I love your description of Piccolina's birth - and I'm glad you were able to stick through with no pain drugs. NOT how my birth story went, but I think it is great to see an honest account of an unmedicated birth out there. Hope this time around things are much easier and you don't have to induce!

nishkanu said...

Just wanted to say, I get where you are coming from. I hope to have an unmedicated delivery as well. Basically, my idea of an ideal birth experience is "not a c-section." This is because 1) I do not want the 6-8 week recovery time while taking care of a newborn, I saw what that was like with my sister-in-law and it was hell and 2) I do not want the increased risk of miscarriage for a subsequent pregnancy, I have had enough miscarriages already. Having said that, if there is some major emergency I am not going to feel bad if I do have a c-section, I just don't want to get rail-roaded into it as seems extremely common these days. Because I don't want a c-section, I don't want an epidural, since it can increase the chances of a c-section. And narcotics don't seem very good for the little one. So unmedicated it is. And I don't really expect it to be exhilarating or fun, just something you have to go through. Trying to stay in shape to make it doable. We'll see.

Good luck!

Kami said...

Oh, my, I hear you.

I was fortunate enough to have read the book (and taught the class for a bit) Birthing From Within which talks about how painful it is and ways to cope with the pain. Too many natural child birth books/theories sell the idea that if it isn't painless then you are doing it wrong.

And the drugs . . . my doula (also a friend) and my husband confirmed that I never once asked for drugs or to be rescued although I did often say, "I can't do this." But when my midwife suggested we should go to the hospital to get some pain relief (rather than tell us she was concerned about the heart tones) I immediately - I mean without even a second's hesitation - agreed that this was a fantastic idea and how fast could we get there? Ok, I didn't say all those things, but my thoughts were in that direction.

About the clock ticking once the water breaks - also crazy, IMO. I know I read books and am more likely to surround myself with people who believe birth is too managed by doctors / hospitals, but I do believe the time tables are ridiculous. Worried about an infection after only 24 hours? Well, maybe it is because every intern/doc and nurse has had their hands up my you-know-what. Keep your contamination out and give me some more time.

Oh, and I am scared too. I was in a lot of pain - well, who isn't? - with a baby who was sunny side up as well. I felt the urge to push only a few times but the lack of control feel really scared me. I remember feeling very afraid of what was to come when the baby actually started coming out / crowning.

The memory of the pain of labor has faded - that part I think I can go through again, but the fear that came up is still with me and I know it is something I will need to address before labor is here.

The interesting thing is that I was more "in the moment" in some ways (as in not anticipating the coming pain / loss of control) with our son who I did deliver vaginally with no intervention.
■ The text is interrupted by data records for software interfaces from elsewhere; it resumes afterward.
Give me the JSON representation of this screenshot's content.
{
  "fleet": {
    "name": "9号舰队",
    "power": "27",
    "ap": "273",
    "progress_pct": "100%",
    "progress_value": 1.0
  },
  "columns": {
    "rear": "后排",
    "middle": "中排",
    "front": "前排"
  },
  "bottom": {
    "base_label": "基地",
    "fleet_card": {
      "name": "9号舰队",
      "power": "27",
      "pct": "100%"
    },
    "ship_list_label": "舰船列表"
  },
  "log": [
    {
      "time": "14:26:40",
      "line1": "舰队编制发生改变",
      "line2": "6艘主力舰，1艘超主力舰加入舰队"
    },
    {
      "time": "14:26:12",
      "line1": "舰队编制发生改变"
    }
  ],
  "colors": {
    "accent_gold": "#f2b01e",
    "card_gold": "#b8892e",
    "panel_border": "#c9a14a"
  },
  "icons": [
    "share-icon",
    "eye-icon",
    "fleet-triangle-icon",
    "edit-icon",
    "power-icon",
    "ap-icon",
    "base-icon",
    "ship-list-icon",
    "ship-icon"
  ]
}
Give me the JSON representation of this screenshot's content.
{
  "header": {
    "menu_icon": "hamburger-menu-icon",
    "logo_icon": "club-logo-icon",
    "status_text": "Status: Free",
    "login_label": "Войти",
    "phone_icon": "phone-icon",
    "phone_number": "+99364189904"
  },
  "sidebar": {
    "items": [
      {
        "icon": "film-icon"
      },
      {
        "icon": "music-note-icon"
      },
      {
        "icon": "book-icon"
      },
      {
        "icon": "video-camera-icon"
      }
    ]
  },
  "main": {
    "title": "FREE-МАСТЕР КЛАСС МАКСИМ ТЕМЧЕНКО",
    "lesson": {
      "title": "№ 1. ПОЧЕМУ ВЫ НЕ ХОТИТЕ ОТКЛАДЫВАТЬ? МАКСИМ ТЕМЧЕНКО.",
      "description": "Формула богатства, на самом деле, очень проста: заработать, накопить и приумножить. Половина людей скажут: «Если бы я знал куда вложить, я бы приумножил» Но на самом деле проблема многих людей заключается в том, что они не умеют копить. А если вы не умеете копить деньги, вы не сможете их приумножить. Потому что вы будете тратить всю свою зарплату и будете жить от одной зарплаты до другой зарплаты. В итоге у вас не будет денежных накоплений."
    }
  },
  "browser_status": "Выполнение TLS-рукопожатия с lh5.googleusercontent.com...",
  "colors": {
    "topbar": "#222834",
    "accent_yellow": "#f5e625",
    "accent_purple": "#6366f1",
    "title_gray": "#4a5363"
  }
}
I was probably so terrified about what was going to happen after the birth to worry about what was going to happen during it.

I also had many regrets and feelings of failure after the birth. I think part of that is just normal PPD. I am sure part is also that desire to have this amazing, perfect birth. Not that it is easier with the fertile, but add that loss onto all the losses of infertility and it is hard to deal with.

May it all go unbelievable perfect this time around - or as close as humanly possible.